In JavaScript Numbers Can Bite, I talked about a problem that can crop up in JavaScript when you’re doing calculations with integers.

At the end of the post I hinted at a better way to write the combination function. Let’s go ahead and implement it. I’ll throw a permutation function in as well.

Let’s look at combinations. The formula is:

n!/(k!*(n-k)!)

That’s for n items, taken k at a time. In my mom’s family, there were seven children. How many combinations of them are there if you take 4 at a time?

7!/(4!*3!)
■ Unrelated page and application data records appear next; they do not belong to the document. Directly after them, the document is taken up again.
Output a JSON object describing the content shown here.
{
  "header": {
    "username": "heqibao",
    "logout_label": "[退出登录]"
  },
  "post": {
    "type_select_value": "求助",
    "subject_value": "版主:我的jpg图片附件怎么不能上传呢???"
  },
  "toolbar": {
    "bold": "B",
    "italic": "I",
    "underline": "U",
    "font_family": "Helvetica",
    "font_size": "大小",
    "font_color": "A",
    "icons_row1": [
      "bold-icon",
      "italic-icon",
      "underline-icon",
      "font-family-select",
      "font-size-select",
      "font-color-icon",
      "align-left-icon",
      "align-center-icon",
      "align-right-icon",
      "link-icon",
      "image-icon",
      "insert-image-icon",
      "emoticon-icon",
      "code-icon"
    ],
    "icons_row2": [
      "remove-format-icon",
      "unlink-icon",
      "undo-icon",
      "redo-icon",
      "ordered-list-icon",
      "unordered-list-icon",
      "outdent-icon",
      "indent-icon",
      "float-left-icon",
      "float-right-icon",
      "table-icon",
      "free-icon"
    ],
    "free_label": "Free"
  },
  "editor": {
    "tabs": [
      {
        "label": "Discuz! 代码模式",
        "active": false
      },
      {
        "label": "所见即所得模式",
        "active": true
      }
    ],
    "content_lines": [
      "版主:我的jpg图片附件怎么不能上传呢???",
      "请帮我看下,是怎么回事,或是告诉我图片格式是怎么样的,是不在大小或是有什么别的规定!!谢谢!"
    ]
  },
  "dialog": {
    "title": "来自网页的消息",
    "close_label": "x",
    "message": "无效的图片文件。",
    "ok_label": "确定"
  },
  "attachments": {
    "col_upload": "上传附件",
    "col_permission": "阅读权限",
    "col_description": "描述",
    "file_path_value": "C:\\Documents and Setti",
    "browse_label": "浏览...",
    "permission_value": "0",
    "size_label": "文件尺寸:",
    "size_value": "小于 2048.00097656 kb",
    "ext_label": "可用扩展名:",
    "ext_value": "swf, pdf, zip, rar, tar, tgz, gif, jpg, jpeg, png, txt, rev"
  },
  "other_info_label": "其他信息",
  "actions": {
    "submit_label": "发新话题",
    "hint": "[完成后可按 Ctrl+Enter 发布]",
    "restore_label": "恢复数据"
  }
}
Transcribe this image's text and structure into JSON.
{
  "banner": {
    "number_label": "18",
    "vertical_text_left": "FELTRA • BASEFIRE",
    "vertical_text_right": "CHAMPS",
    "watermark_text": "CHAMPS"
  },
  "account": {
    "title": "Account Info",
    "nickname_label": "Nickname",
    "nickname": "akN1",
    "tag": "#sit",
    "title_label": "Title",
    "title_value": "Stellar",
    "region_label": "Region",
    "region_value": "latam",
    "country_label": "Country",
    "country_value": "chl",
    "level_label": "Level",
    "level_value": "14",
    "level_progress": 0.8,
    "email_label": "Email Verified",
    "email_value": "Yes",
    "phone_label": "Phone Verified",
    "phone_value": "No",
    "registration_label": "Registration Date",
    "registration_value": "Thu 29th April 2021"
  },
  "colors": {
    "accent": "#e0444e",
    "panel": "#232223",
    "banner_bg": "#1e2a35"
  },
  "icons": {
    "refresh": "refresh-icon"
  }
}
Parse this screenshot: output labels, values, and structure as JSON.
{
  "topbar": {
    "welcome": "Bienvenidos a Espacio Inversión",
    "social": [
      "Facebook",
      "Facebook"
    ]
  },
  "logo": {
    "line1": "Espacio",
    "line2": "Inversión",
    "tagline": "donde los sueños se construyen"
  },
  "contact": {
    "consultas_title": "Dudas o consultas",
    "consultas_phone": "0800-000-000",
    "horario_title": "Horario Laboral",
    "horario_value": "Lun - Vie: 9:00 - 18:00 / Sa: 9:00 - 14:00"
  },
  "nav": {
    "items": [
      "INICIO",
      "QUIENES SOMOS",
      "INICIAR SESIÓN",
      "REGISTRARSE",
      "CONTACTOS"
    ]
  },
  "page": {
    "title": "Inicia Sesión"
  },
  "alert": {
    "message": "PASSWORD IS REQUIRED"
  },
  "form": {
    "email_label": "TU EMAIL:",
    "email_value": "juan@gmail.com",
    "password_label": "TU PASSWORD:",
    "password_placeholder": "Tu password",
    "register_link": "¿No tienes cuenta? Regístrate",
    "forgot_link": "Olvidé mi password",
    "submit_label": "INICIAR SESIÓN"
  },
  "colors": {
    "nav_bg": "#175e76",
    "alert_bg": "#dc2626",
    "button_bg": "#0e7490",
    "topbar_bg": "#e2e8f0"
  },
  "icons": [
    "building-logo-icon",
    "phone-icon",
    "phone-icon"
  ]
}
Now, if we write out the factorials, we immediately see a simplification (not in notation, but in floating point operations).
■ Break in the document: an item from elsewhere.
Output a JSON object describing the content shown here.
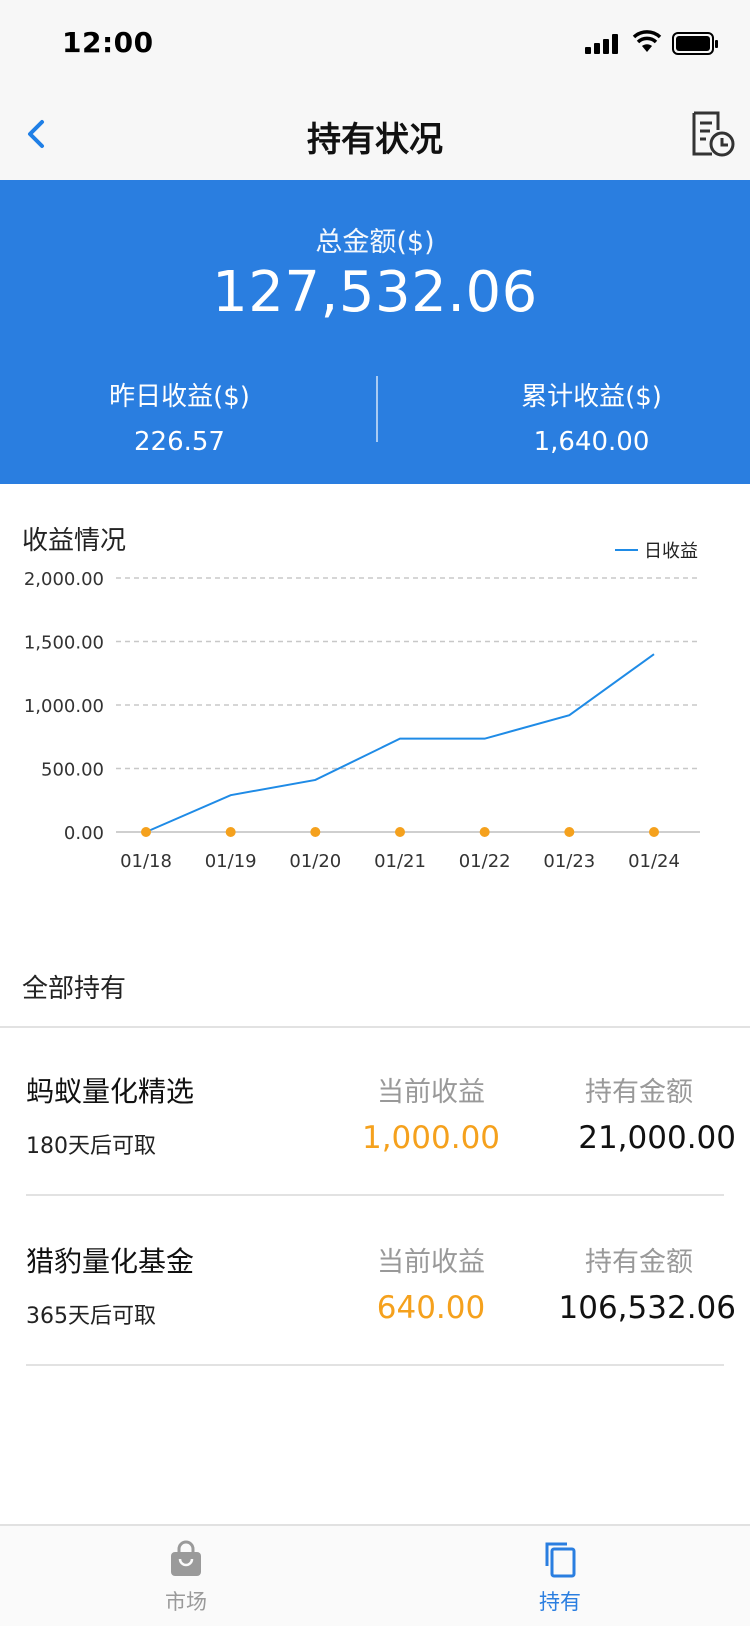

(7*6*5*4*3*2*1)/(4*3*2*1*3*2*1) = (7*6*5)/(3*2*1)

What we need here is a function that multiplies a range of numbers. Then we have:

productRange(5,7)/productRange(1,3)

or more generally,

productRange(k+1,n)/productRange(1,n-k)

function productRange(a,b) { var product=a,i=a; while (i++<b) { product*=i; } return product; } function combinations(n,k) { if (n==k) { return 1; } else { k=Math.max(k,n-k); return productRange(k+1,n)/productRange(1,n-k); } }

So that’s combinations, where the order of the items doesn’t matter. What about permutations, where the order does matter? The formula is:

n!/(n-k)!

That one is simple…

function permutations(n,k) { return productRange(k+1,n); }